Like the very best in sports, be a team player, and you’ll have your goals within sight soon enough.
Strategies for becoming a better team player
There’s no one-size-fits-all method for becoming a better team plater, but there are some simple, tried-and-true tactics for sharpening your teamwork traits. You can strive to:
Identify strengths and weaknesses.
Behavioral data supports this sort of self-awareness. PI’s Behavioral Assessment helps you better understand your strongest drives, and how they might show up in the workplace. Understanding your Reference Profile also allows you to see which behaviors are less pronounced, and where you might need to stretch to fit the demands of a given role.

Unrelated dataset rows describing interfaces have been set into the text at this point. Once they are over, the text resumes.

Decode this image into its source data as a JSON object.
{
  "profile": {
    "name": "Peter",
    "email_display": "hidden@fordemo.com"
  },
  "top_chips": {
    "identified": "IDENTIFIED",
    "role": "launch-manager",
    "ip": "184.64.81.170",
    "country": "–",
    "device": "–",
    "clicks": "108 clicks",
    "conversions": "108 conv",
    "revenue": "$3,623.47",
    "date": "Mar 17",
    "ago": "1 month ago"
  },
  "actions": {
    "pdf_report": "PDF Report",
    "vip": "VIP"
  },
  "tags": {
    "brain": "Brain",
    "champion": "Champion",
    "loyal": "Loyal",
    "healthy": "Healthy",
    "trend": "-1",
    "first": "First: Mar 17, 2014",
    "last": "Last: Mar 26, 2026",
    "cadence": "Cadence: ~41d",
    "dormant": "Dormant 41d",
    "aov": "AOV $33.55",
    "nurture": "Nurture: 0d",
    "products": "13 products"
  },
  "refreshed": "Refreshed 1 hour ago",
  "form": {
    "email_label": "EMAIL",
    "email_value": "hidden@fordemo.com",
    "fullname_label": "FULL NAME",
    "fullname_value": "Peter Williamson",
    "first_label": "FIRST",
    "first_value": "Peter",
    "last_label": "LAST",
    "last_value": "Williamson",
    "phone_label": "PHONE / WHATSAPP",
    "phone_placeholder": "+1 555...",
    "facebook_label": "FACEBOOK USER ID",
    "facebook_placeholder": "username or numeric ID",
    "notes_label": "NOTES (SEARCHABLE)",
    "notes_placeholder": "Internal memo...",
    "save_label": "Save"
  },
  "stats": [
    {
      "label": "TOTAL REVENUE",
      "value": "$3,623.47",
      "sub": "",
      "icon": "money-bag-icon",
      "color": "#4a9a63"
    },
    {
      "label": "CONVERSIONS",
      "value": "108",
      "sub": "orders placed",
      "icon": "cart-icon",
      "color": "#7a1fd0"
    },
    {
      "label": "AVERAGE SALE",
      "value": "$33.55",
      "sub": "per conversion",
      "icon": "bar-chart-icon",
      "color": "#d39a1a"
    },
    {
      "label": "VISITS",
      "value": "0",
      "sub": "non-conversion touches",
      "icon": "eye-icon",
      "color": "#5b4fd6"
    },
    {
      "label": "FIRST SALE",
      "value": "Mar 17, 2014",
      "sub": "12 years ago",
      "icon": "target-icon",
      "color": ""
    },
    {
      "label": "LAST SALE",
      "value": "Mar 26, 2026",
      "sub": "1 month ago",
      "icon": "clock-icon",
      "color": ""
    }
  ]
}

Build positive relationships with teammates.
The same behavioral awareness can be applied at the peer and team levels, as well. Understanding a colleague’s strongest natural behaviors can help you communicate and work better with them, providing the foundation for a productive professional relationship. Visualizing these behaviors at the team level helps you understand group dynamics, and anticipate where your team may clash, struggle or stall out.
Be open to learning new things.
Having a learning mindset generally makes you a better teammate. Your peers will notice your desire for development. In turn, they will trust you enough to ask for your help, and they’ll value your input, even on matters or projects that might be beyond the defined scope of your role. Learning new skills, or familiarizing yourself with new tools, also makes you more attractive for promotions, raises, or new responsibilities.
Respect different ideas and perspectives.
Trust is foundational to any functioning team, but you can’t gain trust in your teammates if you don’t respect their perspective. Assume positive intent, and remember that, for the most part, the people you work with most closely have the same goals you do. Consider your shared fate when someone offers a new idea or perspective, and be open-minded about the ways it can potentially benefit the team.
Learn to embrace change and challenges.
The better you navigate change, the more resilient you’ll become. And resiliency is a trait with immense value, both for individuals and as a team. If you approach change and adversity with the same learning mindset you do new responsibilities, you’ll come out better for it. Professional growth, like personal growth, is often about recognizing the lesson that lies within the challenge, and accepting it, difficult as it may be.
Team player FAQs
Why is it important to be a team player when it comes to career development?
As mentioned above, team players are valued for their open, growth-oriented, collaborative mindset. People will take notice of this approach, and remember when the time comes to consider candidates for promotions, raises, and increased responsibilities.
What is a team player mentality?
A team player mentality is defined by trust, an appetite for learning, and a readiness to collaborate and consider everyone’s perspective. A team player recognizes it’s about the greater good, and they look for ways to benefit the whole, not just themselves.
What is the difference between a team player and a team leader?
A team leader bears the responsibilities of motivating, empowering, and delegating. Leaders are guided by what the team needs, but must also consider the broader business interests, often including other teams. A team player might do all those things, and more. In truth, a team player can be a team leader, if not in name, but through their actions. But they’ll also play other roles, depending on (and always prioritizing) what the team needs.